Carnell Alexander of Detroit has been issued a warrant for his arrest for unpaid child support payments. He has refused to pay child support for years because the child in question is not his.
Alexander says he learned about the warrant during a traffic stop in the early 1990s, when a police officer notified him about the paternity case. Alexander was shocked and confused, but soon learned that his ex-girlfriend had named him as the father. She told Action 7 News, “I put him down as father to get assistance.”
However, Alexander said, “I knew I didn’t have a child, so I was kind of blown back.” DNA tests proved that the child was not his.
The woman claims she did not know Michigan would open a paternity case against Alexander, who now owes over $30,000 in reimbursement for welfare benefits paid to his ex-girlfriend to care for the child.
“A child that I did not father, that I did not biologically create, that I was not involved in raising," Alexander said. "It is not fair.”

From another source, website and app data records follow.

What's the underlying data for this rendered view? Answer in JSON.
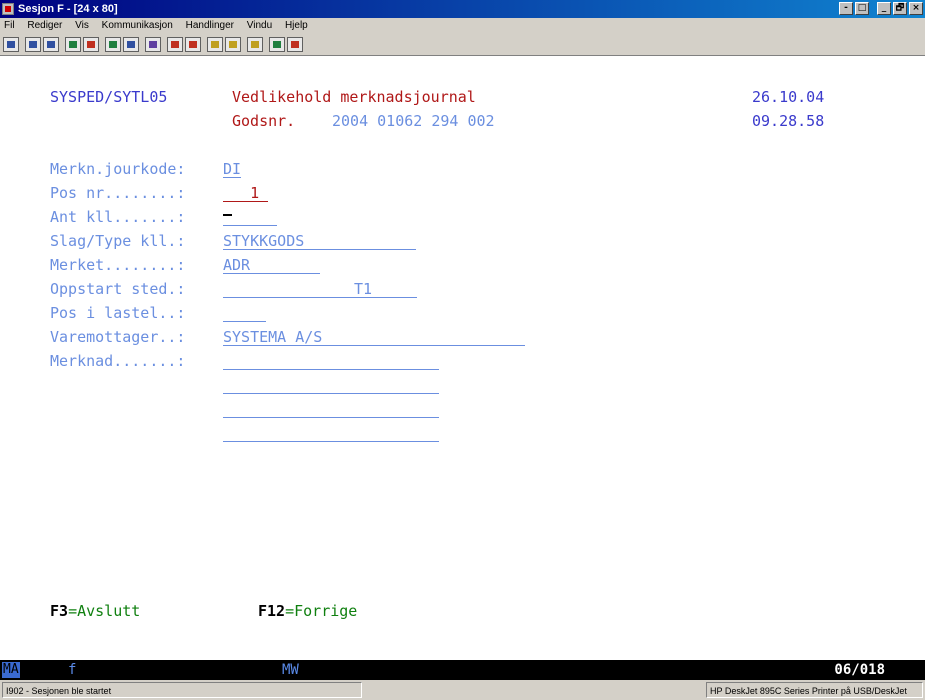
{
  "window": {
    "title": "Sesjon F - [24 x 80]",
    "controls": [
      "-",
      "□",
      "_",
      "🗗",
      "×"
    ]
  },
  "menu": [
    "Fil",
    "Rediger",
    "Vis",
    "Kommunikasjon",
    "Handlinger",
    "Vindu",
    "Hjelp"
  ],
  "toolbar_icons": [
    "print-screen-icon",
    "copy-icon",
    "paste-icon",
    "send-icon",
    "receive-icon",
    "display-icon",
    "keyboard-icon",
    "macro-icon",
    "record-macro-icon",
    "stop-macro-icon",
    "play-macro-icon",
    "transfer-icon",
    "clipboard-icon",
    "color-icon",
    "customize-icon"
  ],
  "screen": {
    "program_id": "SYSPED/SYTL05",
    "title": "Vedlikehold merknadsjournal",
    "date": "26.10.04",
    "godsnr_label": "Godsnr.",
    "godsnr_value": "2004 01062 294 002",
    "time": "09.28.58",
    "fields": [
      {
        "label": "Merkn.jourkode:",
        "value": "DI"
      },
      {
        "label": "Pos nr........:",
        "value": "   1"
      },
      {
        "label": "Ant kll.......:",
        "value": ""
      },
      {
        "label": "Slag/Type kll.:",
        "value": "STYKKGODS"
      },
      {
        "label": "Merket........:",
        "value": "ADR"
      },
      {
        "label": "Oppstart sted.:",
        "value": "",
        "value2": "T1"
      },
      {
        "label": "Pos i lastel..:",
        "value": ""
      },
      {
        "label": "Varemottager..:",
        "value": "SYSTEMA A/S"
      },
      {
        "label": "Merknad.......:",
        "value": ""
      }
    ],
    "fkeys": [
      {
        "key": "F3",
        "text": "=Avslutt"
      },
      {
        "key": "F12",
        "text": "=Forrige"
      }
    ]
  },
  "status_line": {
    "mode": "MA",
    "indicator": "f",
    "mw": "MW",
    "cursor_pos": "06/018"
  },
  "win_status": {
    "message": "I902 - Sesjonen ble startet",
    "printer": "HP DeskJet 895C Series Printer på USB/DeskJet"
  }
}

Case documents state that Alexander was served in Highland Park. However, the Michigan Department of Corrections states that he was in jail at the time. Alexander says that this was either a fraudulent document or they served another man. Since he did not show up in court, he was listed as the father.
Alexander refuses to pay the child support payments. “I will go to jail if I have to because I am tired of the mishandling of the case,” he said. He plans to turn himself in.
Murray Davis, who works for the National Family Justice Association, said there are thousands of Michigan men in a similar situation because Michigan does not have a paternity clause to protect men.
Davis claims that paternity cases are not affected by whether the woman accidentally or purposefully names the wrong man. According to a study he conducted, 79 percent of men named as the father in paternity cases in Wayne County are wrongfully named.
“It is so easy to say anyone is the father while applying for assistance,” Davis said.